Thursday, June 18, 2009

A Call for Political Clarification


Since I don't have time, this week, to problematize the role of left-humanist ideology in the social reproduction of oppression, I figured I'd simply link to this excellent survey of emerging best practices in neo-Socialist polemics.

Every word is a sermon in itself, but points 7, 9, and 10 are dearest to my heart:

7. Your opponents are dogmatic and sectarian, unless they are not, in which case they are opportunists....

9. What people say is less important than what they imply. What they imply is what the correct political analysis leads you to decide that they imply. Don’t take their account as to what they are saying: tell them what they are saying. Be abusive if necessary. You have been provoked.

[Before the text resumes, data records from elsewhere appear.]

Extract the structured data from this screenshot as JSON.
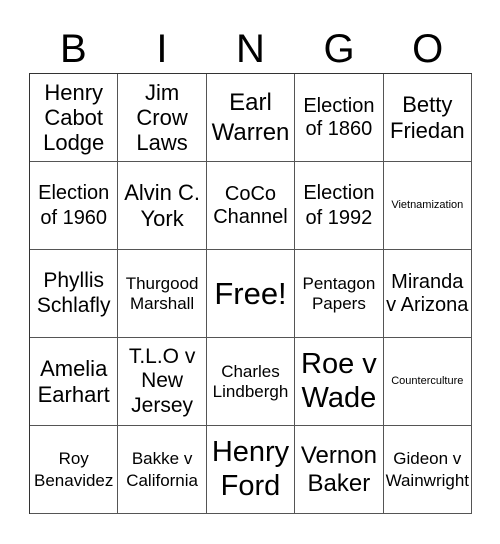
{
  "header": {
    "letters": [
      "B",
      "I",
      "N",
      "G",
      "O"
    ]
  },
  "cells": [
    "Henry Cabot Lodge",
    "Jim Crow Laws",
    "Earl Warren",
    "Election of 1860",
    "Betty Friedan",
    "Election of 1960",
    "Alvin C. York",
    "CoCo Channel",
    "Election of 1992",
    "Vietnamization",
    "Phyllis Schlafly",
    "Thurgood Marshall",
    "Free!",
    "Pentagon Papers",
    "Miranda v Arizona",
    "Amelia Earhart",
    "T.L.O v New Jersey",
    "Charles Lindbergh",
    "Roe v Wade",
    "Counterculture",
    "Roy Benavidez",
    "Bakke v California",
    "Henry Ford",
    "Vernon Baker",
    "Gideon v Wainwright"
  ]
}
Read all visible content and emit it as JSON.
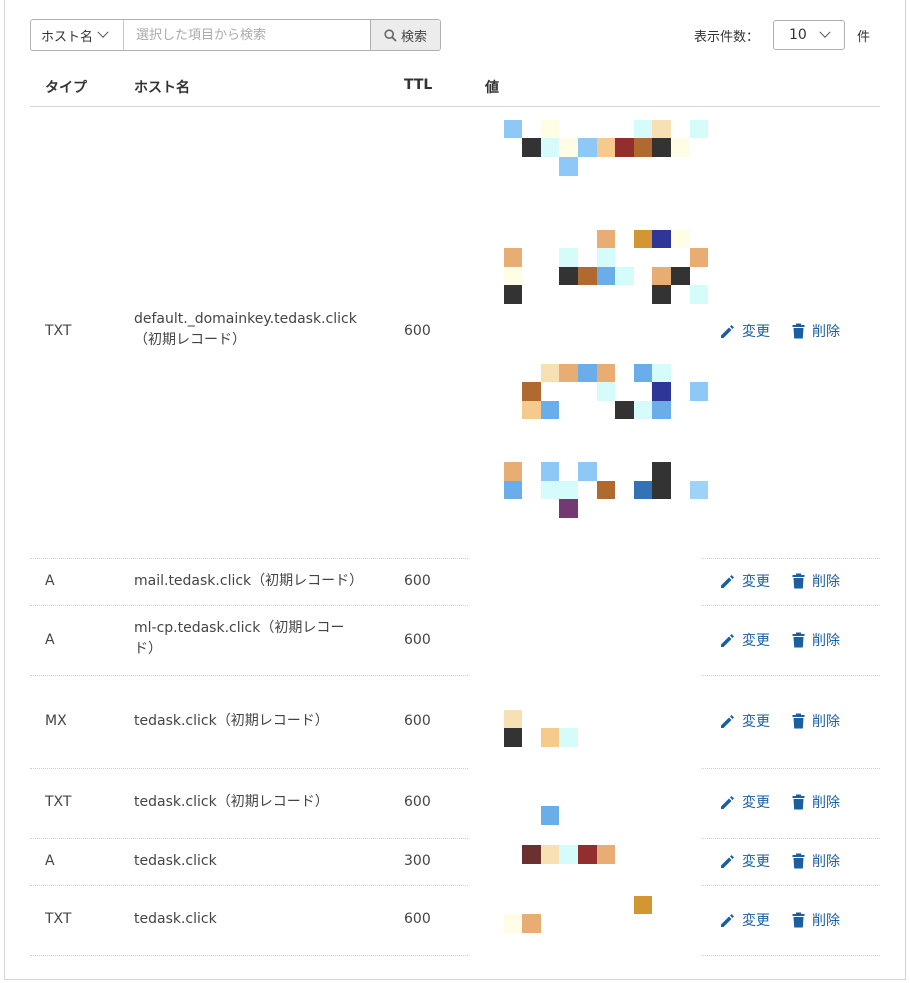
{
  "search": {
    "field_label": "ホスト名",
    "placeholder": "選択した項目から検索",
    "button_label": "検索"
  },
  "pagination": {
    "label": "表示件数：",
    "page_size": "10",
    "unit": "件"
  },
  "table": {
    "headers": [
      "タイプ",
      "ホスト名",
      "TTL",
      "値"
    ],
    "edit_label": "変更",
    "delete_label": "削除",
    "rows": [
      {
        "type": "TXT",
        "host": "default._domainkey.tedask.click（初期レコード）",
        "ttl": "600"
      },
      {
        "type": "A",
        "host": "mail.tedask.click（初期レコード）",
        "ttl": "600"
      },
      {
        "type": "A",
        "host": "ml-cp.tedask.click（初期レコード）",
        "ttl": "600"
      },
      {
        "type": "MX",
        "host": "tedask.click（初期レコード）",
        "ttl": "600"
      },
      {
        "type": "TXT",
        "host": "tedask.click（初期レコード）",
        "ttl": "600"
      },
      {
        "type": "A",
        "host": "tedask.click",
        "ttl": "300"
      },
      {
        "type": "TXT",
        "host": "tedask.click",
        "ttl": "600"
      }
    ]
  },
  "colors": {
    "link": "#1a5fa0",
    "border": "#d4d4d4",
    "mosaic_palette": [
      "#8ec8f7",
      "#fffde6",
      "#d6fbfb",
      "#f7e1b4",
      "#333333",
      "#f6c98c",
      "#932e2e",
      "#b06a30",
      "#6aade8",
      "#e8ad72",
      "#d39633",
      "#2e3797",
      "#3273b6",
      "#723973",
      "#6b3030",
      "#9ed3f7"
    ]
  }
}
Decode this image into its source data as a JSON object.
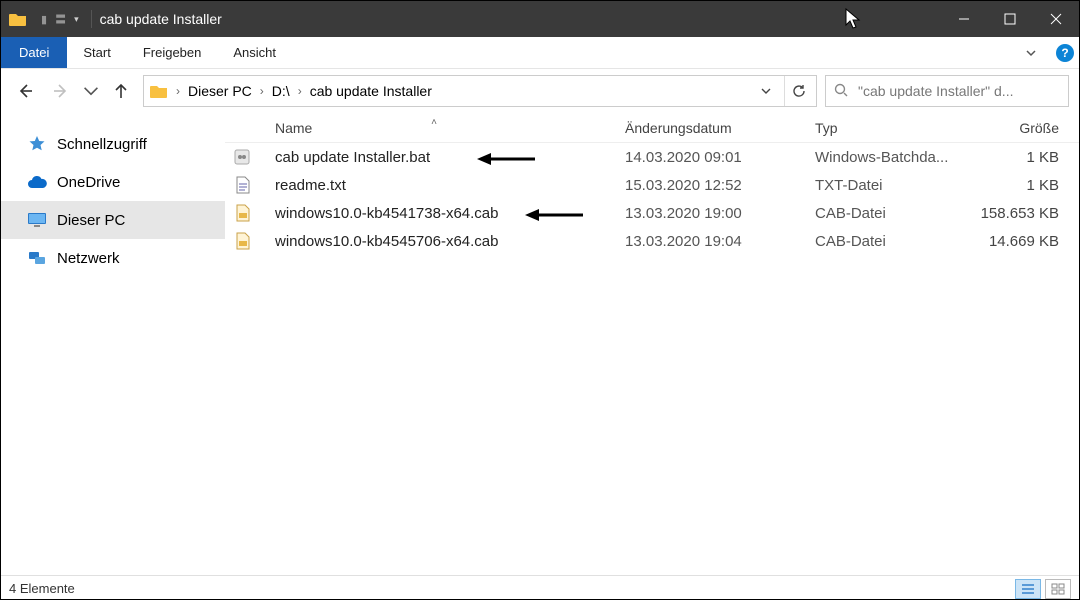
{
  "window": {
    "title": "cab update Installer"
  },
  "ribbon": {
    "file": "Datei",
    "tabs": [
      "Start",
      "Freigeben",
      "Ansicht"
    ]
  },
  "breadcrumb": {
    "items": [
      "Dieser PC",
      "D:\\",
      "cab update Installer"
    ]
  },
  "search": {
    "placeholder": "\"cab update Installer\" d..."
  },
  "sidebar": {
    "items": [
      {
        "label": "Schnellzugriff",
        "icon": "star"
      },
      {
        "label": "OneDrive",
        "icon": "cloud"
      },
      {
        "label": "Dieser PC",
        "icon": "monitor",
        "selected": true
      },
      {
        "label": "Netzwerk",
        "icon": "network"
      }
    ]
  },
  "columns": {
    "name": "Name",
    "date": "Änderungsdatum",
    "type": "Typ",
    "size": "Größe"
  },
  "files": [
    {
      "name": "cab update Installer.bat",
      "date": "14.03.2020 09:01",
      "type": "Windows-Batchda...",
      "size": "1 KB",
      "icon": "bat",
      "arrow": true
    },
    {
      "name": "readme.txt",
      "date": "15.03.2020 12:52",
      "type": "TXT-Datei",
      "size": "1 KB",
      "icon": "txt"
    },
    {
      "name": "windows10.0-kb4541738-x64.cab",
      "date": "13.03.2020 19:00",
      "type": "CAB-Datei",
      "size": "158.653 KB",
      "icon": "cab",
      "arrow": true
    },
    {
      "name": "windows10.0-kb4545706-x64.cab",
      "date": "13.03.2020 19:04",
      "type": "CAB-Datei",
      "size": "14.669 KB",
      "icon": "cab"
    }
  ],
  "status": {
    "count": "4 Elemente"
  }
}
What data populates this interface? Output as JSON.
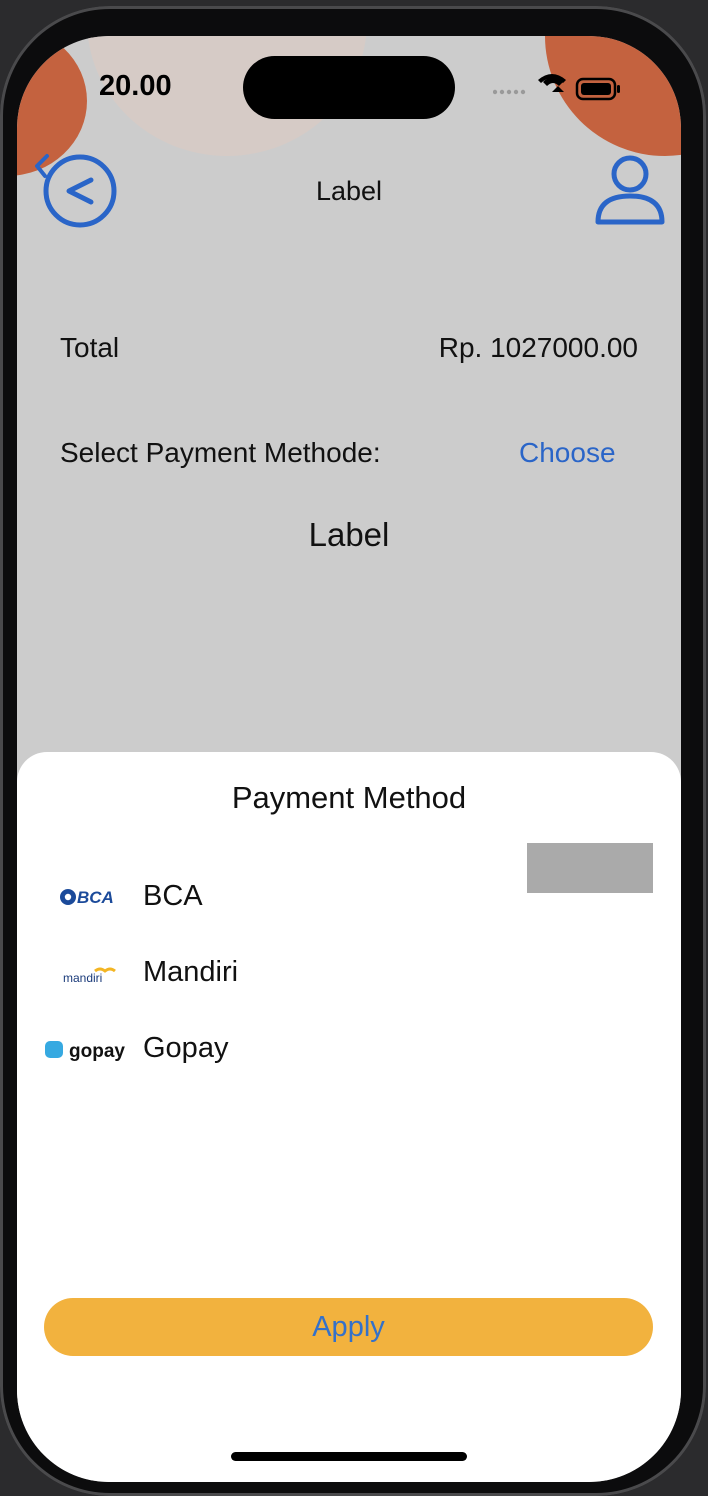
{
  "status_bar": {
    "time": "20.00"
  },
  "nav": {
    "title": "Label"
  },
  "summary": {
    "total_label": "Total",
    "total_value": "Rp. 1027000.00",
    "select_label": "Select Payment Methode:",
    "choose_label": "Choose",
    "center_label": "Label"
  },
  "sheet": {
    "title": "Payment Method",
    "methods": [
      {
        "label": "BCA",
        "logo_text": "BCA"
      },
      {
        "label": "Mandiri",
        "logo_text": "mandiri"
      },
      {
        "label": "Gopay",
        "logo_text": "gopay"
      }
    ],
    "apply_label": "Apply"
  },
  "colors": {
    "accent_blue": "#2a65c8",
    "apply_bg": "#f2b23e",
    "decor_orange": "#c4623f",
    "screen_bg": "#cccccc"
  }
}
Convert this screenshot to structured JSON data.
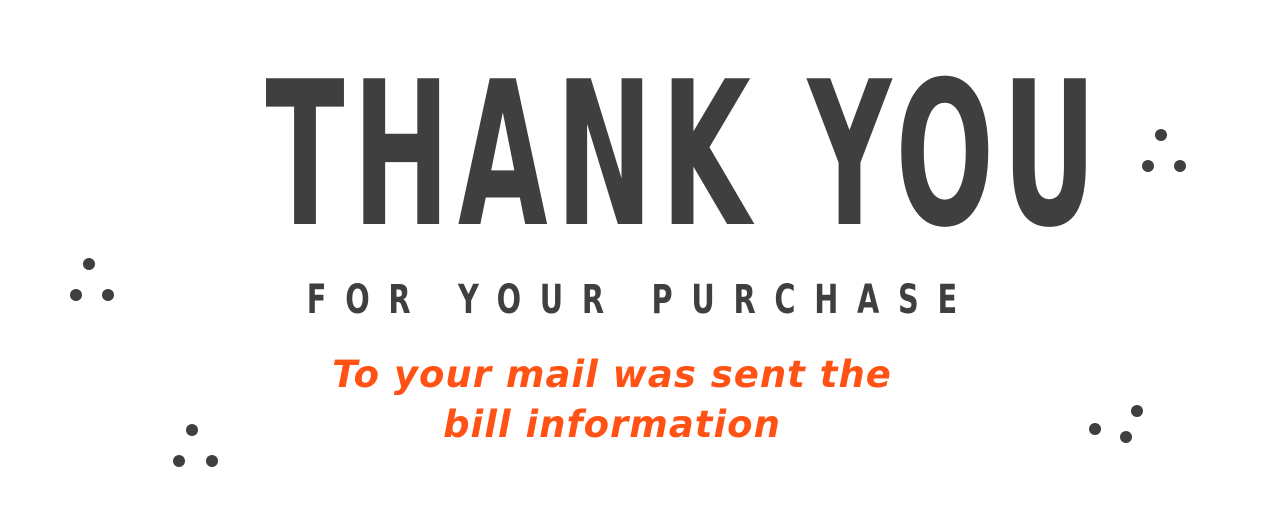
{
  "headline": "THANK YOU",
  "subline": "FOR YOUR PURCHASE",
  "message": {
    "line1": "To your mail was sent the",
    "line2": "bill information"
  },
  "colors": {
    "text_dark": "#3f3f3f",
    "accent": "#ff5214",
    "background": "#ffffff"
  }
}
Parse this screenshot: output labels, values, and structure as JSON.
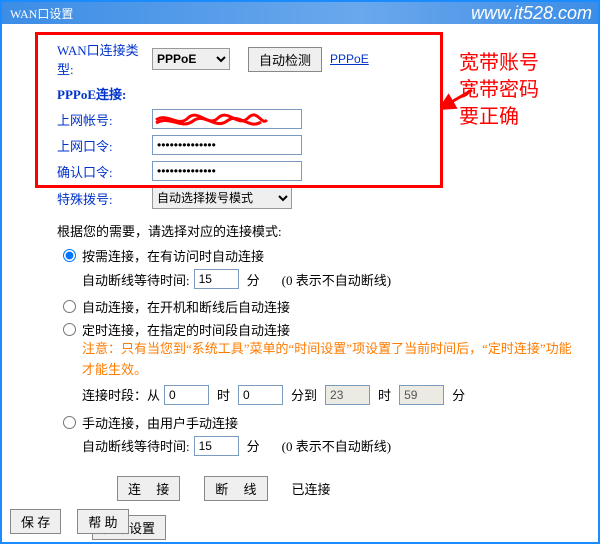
{
  "titlebar": {
    "title": "WAN口设置",
    "watermark": "www.it528.com"
  },
  "annotation": {
    "line1": "宽带账号",
    "line2": "宽带密码",
    "line3": "要正确"
  },
  "wan": {
    "type_label": "WAN口连接类型:",
    "type_value": "PPPoE",
    "auto_detect": "自动检测",
    "pppoe_link": "PPPoE"
  },
  "pppoe": {
    "section": "PPPoE连接:",
    "user_label": "上网帐号:",
    "user_value": "",
    "pass_label": "上网口令:",
    "pass_value": "••••••••••••••",
    "confirm_label": "确认口令:",
    "confirm_value": "••••••••••••••",
    "special_label": "特殊拨号:",
    "special_value": "自动选择拨号模式"
  },
  "mode": {
    "intro": "根据您的需要，请选择对应的连接模式:",
    "opt1": {
      "title": "按需连接，在有访问时自动连接",
      "idle_label": "自动断线等待时间:",
      "idle_value": "15",
      "idle_unit": "分",
      "idle_hint": "(0 表示不自动断线)"
    },
    "opt2": {
      "title": "自动连接，在开机和断线后自动连接"
    },
    "opt3": {
      "title": "定时连接，在指定的时间段自动连接",
      "note": "注意：只有当您到“系统工具”菜单的“时间设置”项设置了当前时间后，“定时连接”功能才能生效。",
      "range_label": "连接时段：从",
      "from_h": "0",
      "h_unit": "时",
      "from_m": "0",
      "m_unit": "分到",
      "to_h": "23",
      "to_m": "59",
      "m2_unit": "分"
    },
    "opt4": {
      "title": "手动连接，由用户手动连接",
      "idle_label": "自动断线等待时间:",
      "idle_value": "15",
      "idle_unit": "分",
      "idle_hint": "(0 表示不自动断线)"
    }
  },
  "actions": {
    "connect": "连 接",
    "disconnect": "断 线",
    "status": "已连接",
    "advanced": "高级设置",
    "save": "保 存",
    "help": "帮 助"
  }
}
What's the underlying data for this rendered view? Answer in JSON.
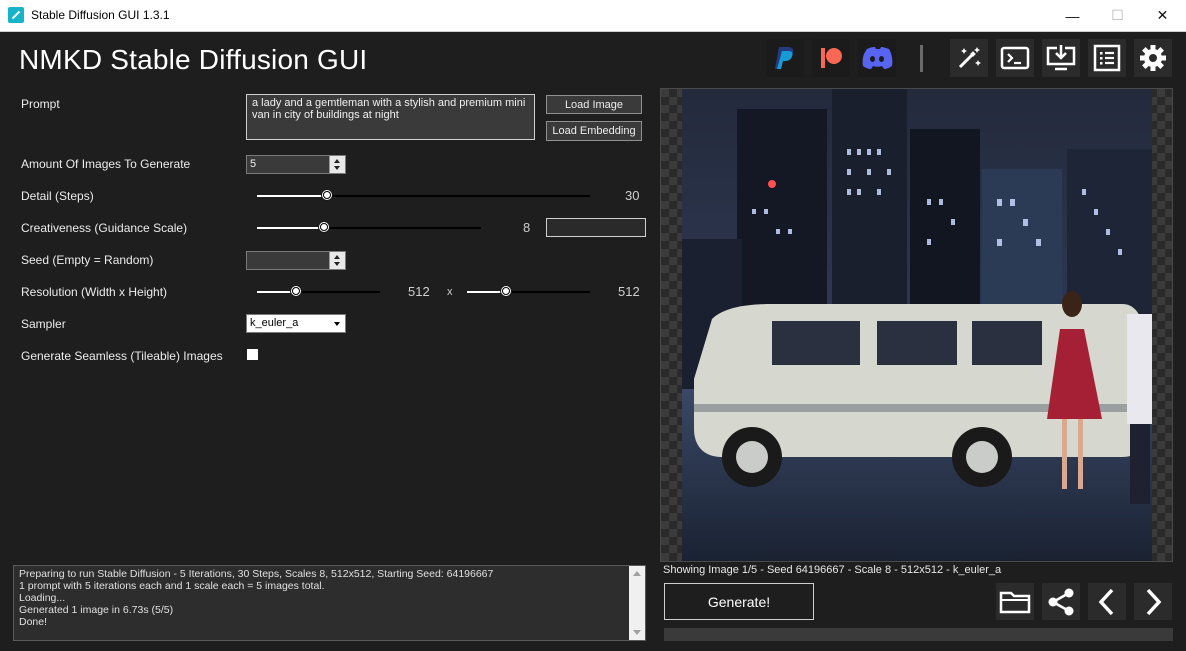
{
  "window": {
    "title": "Stable Diffusion GUI 1.3.1",
    "minimize": "—",
    "maximize": "☐",
    "close": "✕"
  },
  "app": {
    "title": "NMKD Stable Diffusion GUI"
  },
  "header_icons": [
    "paypal-icon",
    "patreon-icon",
    "discord-icon",
    "magic-wand-icon",
    "terminal-icon",
    "install-icon",
    "list-icon",
    "gear-icon"
  ],
  "form": {
    "prompt_label": "Prompt",
    "prompt_value": "a lady and a gemtleman with a stylish and premium mini van in city of buildings at night",
    "load_image": "Load Image",
    "load_embedding": "Load Embedding",
    "amount_label": "Amount Of Images To Generate",
    "amount_value": "5",
    "steps_label": "Detail (Steps)",
    "steps_value": "30",
    "steps_fraction": 0.21,
    "scale_label": "Creativeness (Guidance Scale)",
    "scale_value": "8",
    "scale_fraction": 0.3,
    "seed_label": "Seed (Empty = Random)",
    "seed_value": "",
    "resolution_label": "Resolution (Width x Height)",
    "width_value": "512",
    "height_value": "512",
    "res_x": "x",
    "width_fraction": 0.32,
    "height_fraction": 0.32,
    "sampler_label": "Sampler",
    "sampler_value": "k_euler_a",
    "seamless_label": "Generate Seamless (Tileable) Images",
    "seamless_checked": false
  },
  "log": {
    "lines": [
      "Preparing to run Stable Diffusion - 5 Iterations, 30 Steps, Scales 8, 512x512, Starting Seed: 64196667",
      "1 prompt with 5 iterations each and 1 scale each = 5 images total.",
      "Loading...",
      "Generated 1 image in 6.73s (5/5)",
      "Done!"
    ]
  },
  "preview": {
    "status": "Showing Image 1/5  - Seed 64196667 - Scale 8 - 512x512 - k_euler_a"
  },
  "actions": {
    "generate": "Generate!",
    "buttons": [
      "folder-icon",
      "share-icon",
      "chevron-left-icon",
      "chevron-right-icon"
    ]
  },
  "progress": {
    "fraction": 0.0
  },
  "colors": {
    "background": "#1e1e1e",
    "panel": "#2b2b2b",
    "paypal": "#1f6fd0",
    "patreon": "#f96854",
    "discord": "#5865f2"
  }
}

10. Welcome the new audience for socialism and always remember what they find of interest. What they find of interest is minutiae, because they are interested in political clarification and to that end the smallest details are important. Do not neglect the political ferment inside Skegness SWP, a council byelection in Oxford or what was on the front of Socialist Worker in 1969. This should fascinate a younger audience who missed the discussion the first time around (or the first two hundred).
These points can't be overemphasized, particularly if we wish to avoid falling prey to the sort of Zinovievian factionalist opportunism that marred the Fifth Comintern Congress.

Consider yourselves warned.

(Link via Moonbootica via rootless. Illustration by yours truly, stolen lazily from an earlier post.)

7 comments:

jaytingle said...

It's funny, but... why can't the right make fun of themselves? Self-awareness is empowering, yet oddly constricting. I guess this means Obama really is a socialist. The movie "Eat the Rich" covers similar ground, also lampoons the right, and is really funny. Fittingly, a number called "The Hangover" now provides the big cinema laughs.

Phila said...

It's funny, but... why can't the right make fun of themselves?

The glib answer would be that authoritarians can't afford to make jokes about themselves for fear of breaking whatever spell they're trying to cast. I don't think that really explains it, though.

I think there's a particular left-wing pathos that this piece reflects -- which I often catch myself lapsing into -- that's based on a recognition of past failure, and an expectation of continued failure; it encourages a sort of gallows humor. I don't think that attitude is as common on the right, which tends to interpret almost everything as at least a prospective victory.

At the risk of sounding utterly daft, maybe we're dealing to some extent with the difference between linear and cyclical time: a lot of people on the right seem to see themselves as moving towards an apotheosis and settling of accounts; a lot of people on the left seem to see things going 'round and 'round (God knows I do). Which may possibly give them a somewhat deeper sense of the absurd.

Self-critical left-wing humor tends to be a little melancholy...I know mine does, anyway. And it is constricting, in a way. Or symptomatic of being constricted, maybe.

That said, I've certainly known lots of leftists who have absolutely no sense of humor about themselves. As does the author of this piece, evidently....

rootless-e said...

right wingers can't make fun of themselves because they are mentally ill people whose politics derives from a desperate effort to shore up their own sense of dignity.

On the other hand, people like openleft's paul rosenberg, who could have been using this recipe assiduously over the last 3 years, probably don't find it funny either.

Phila said...


At the risk of sounding utterly daft, maybe we're dealing to some extent with the difference between linear and cyclical time:


God help me...I just realized that I sound like Jonah Goldberg!

Talk about constricting self-awareness....

jaytingle said...

You'd only sound like Goldberg the younger if you'd referenced the Star Trek episode that best illustrates your point. Here again, you'd fail to replicate Jonah in that you'd have made a point.

Phila said...

Here again, you'd fail to replicate Jonah in that you'd have made a point.

Further proof that I'm not a member in good standing of Hard America.

Jazzbumpa said...

In a perfect world devoid of constricting self-awareness, , Sounding Like Jonah Goldberg with be the title of a very bad Adam Sandler movie.